Ideally, Charles Woodson never would have broken the collarbone in the first place, but it happened and the Packers’ defense has adjusted accordingly for the past two months.
In the 10 weeks it took for the 15-year veteran defensive back to be cleared for a return to the field, however, it afforded the 36-year-old Woodson the opportunity to rest up for a potential playoff run for the first time in his career.
In his first game back since Oct. 21 on Saturday, Packers coaches planned to monitor his snaps after finally being given the green light this past week to return, but that never happened.
Equipped with bigger shoulder pads to protect the shoulder, Woodson maintained his physicality while playing every defensive snap in the 24-10 victory.
“I certainly didn’t see any reason to bring him off the field,” Packers defensive coordinator Dom Capers said. “I thought he was doing all the things we’d asked him to do. I’ve been asked how I think he’ll respond. You never know how a guy will respond. All you have to go off are practices and as you know our practices last week were basically geared toward more walk-throughs just because we were on a short week and you wanted to have the guys as fresh as they could be.”

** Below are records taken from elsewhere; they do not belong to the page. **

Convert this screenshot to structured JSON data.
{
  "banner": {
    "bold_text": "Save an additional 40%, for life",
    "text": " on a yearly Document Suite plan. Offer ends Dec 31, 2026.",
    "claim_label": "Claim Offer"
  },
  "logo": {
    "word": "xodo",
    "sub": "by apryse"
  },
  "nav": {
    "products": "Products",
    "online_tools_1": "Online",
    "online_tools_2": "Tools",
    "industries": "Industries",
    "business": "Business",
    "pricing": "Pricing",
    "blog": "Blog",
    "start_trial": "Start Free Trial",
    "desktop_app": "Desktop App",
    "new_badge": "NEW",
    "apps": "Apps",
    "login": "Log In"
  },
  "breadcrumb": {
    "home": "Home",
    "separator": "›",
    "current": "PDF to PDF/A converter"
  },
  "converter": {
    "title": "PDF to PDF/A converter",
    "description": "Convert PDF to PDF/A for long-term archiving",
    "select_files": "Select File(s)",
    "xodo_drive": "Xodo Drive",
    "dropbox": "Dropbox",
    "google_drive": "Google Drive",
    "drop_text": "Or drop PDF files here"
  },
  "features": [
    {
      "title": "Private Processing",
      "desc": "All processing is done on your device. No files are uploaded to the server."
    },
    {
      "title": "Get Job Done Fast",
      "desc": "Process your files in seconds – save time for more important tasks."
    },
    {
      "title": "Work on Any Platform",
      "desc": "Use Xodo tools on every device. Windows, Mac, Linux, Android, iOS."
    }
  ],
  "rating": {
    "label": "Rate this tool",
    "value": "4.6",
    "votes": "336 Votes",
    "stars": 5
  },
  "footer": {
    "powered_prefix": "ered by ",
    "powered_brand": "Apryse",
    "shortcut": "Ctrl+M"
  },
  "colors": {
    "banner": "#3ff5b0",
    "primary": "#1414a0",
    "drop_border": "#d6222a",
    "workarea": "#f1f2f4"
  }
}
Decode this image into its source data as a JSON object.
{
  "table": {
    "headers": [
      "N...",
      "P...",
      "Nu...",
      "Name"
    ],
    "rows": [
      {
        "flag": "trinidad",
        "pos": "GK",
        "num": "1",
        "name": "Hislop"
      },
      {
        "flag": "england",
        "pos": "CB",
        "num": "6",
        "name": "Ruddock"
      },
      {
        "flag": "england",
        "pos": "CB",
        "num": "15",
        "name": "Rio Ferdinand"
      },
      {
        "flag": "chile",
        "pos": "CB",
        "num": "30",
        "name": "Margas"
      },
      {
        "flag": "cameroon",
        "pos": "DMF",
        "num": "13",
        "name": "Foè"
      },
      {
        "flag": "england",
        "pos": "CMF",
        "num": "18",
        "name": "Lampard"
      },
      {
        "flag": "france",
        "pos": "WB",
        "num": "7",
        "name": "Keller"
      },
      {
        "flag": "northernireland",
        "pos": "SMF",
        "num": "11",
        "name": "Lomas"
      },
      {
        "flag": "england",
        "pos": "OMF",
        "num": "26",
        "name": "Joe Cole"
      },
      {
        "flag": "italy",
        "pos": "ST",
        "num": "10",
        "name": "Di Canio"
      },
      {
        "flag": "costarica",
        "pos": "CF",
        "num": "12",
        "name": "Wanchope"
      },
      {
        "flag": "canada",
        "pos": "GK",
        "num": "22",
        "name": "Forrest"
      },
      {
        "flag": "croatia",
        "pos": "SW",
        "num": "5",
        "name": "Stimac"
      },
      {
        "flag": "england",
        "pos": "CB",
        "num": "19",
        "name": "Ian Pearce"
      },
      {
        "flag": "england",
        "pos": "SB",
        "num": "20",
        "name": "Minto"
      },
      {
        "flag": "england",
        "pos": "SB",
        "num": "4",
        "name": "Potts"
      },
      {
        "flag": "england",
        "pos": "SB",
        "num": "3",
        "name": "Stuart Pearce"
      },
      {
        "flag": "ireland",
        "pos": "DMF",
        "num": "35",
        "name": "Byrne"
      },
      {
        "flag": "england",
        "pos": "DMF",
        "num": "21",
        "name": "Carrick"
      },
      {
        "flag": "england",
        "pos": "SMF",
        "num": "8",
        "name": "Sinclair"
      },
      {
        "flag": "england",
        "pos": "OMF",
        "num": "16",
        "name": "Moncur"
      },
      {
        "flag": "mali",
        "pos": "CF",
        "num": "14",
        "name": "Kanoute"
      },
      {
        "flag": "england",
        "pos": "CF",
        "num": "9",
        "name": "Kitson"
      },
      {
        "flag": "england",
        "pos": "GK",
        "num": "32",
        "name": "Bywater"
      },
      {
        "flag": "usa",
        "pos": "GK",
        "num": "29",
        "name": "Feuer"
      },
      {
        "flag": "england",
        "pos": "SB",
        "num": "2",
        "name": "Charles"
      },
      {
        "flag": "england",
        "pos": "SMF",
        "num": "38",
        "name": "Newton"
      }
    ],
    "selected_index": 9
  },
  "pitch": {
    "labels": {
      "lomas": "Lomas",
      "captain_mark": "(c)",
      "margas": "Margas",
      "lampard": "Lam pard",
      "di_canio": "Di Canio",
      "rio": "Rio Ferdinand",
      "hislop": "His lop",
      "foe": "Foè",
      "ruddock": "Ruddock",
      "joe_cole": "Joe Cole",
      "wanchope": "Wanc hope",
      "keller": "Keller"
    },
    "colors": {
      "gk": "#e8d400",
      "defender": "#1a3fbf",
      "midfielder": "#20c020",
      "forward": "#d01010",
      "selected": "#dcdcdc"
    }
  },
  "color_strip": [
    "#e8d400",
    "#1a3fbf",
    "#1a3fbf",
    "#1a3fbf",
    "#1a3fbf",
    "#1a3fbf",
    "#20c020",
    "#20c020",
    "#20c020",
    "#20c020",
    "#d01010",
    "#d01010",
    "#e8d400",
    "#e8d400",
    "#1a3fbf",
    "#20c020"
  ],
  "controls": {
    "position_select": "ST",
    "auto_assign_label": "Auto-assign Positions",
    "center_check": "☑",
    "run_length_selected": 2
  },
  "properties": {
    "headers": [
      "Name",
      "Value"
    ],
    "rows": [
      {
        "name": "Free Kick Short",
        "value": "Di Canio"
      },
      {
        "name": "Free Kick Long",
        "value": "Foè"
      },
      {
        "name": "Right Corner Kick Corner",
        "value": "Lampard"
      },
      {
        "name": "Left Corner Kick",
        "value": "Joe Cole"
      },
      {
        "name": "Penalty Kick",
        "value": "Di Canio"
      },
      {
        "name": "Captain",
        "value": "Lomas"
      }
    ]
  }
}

The goal for the Packers throughout the 2012 season was to tailor their playtime percentages to keep their defense fresh for the postseason. During last year’s one-and-done playoff showing, Capers and his staff felt they overplayed several starters throughout the course of their 15-win regular season.
A rash of midseason injuries this year caused some shifting, but an infusion of young defenders helped carry out that agenda, especially at outside linebacker where undrafted rookie Dezman Moses has been rotating with fifth-year veteran Erik Walden for the past month.
While Walden still believes he can handle an expanded workload, the rest seemed to help his production on Saturday when he had three tackles (two for a loss), two quarterback hits and one sack of Vikings’ backup Joe Webb.
“You’ve seen over the last few weeks Walden and Moses pretty much split time opposite Clay,” Capers said. “When Clay wasn’t playing for a period of time there, those guys were playing a lot and again that’s not an easy position because you’re rushing against 320-pound tackles every snap. To me, the most tiring thing in football is when you have to rush against a big guy down after down. That’s why you see even 4-3 teams rotate those linemen in there and try to keep track of the number of plays.”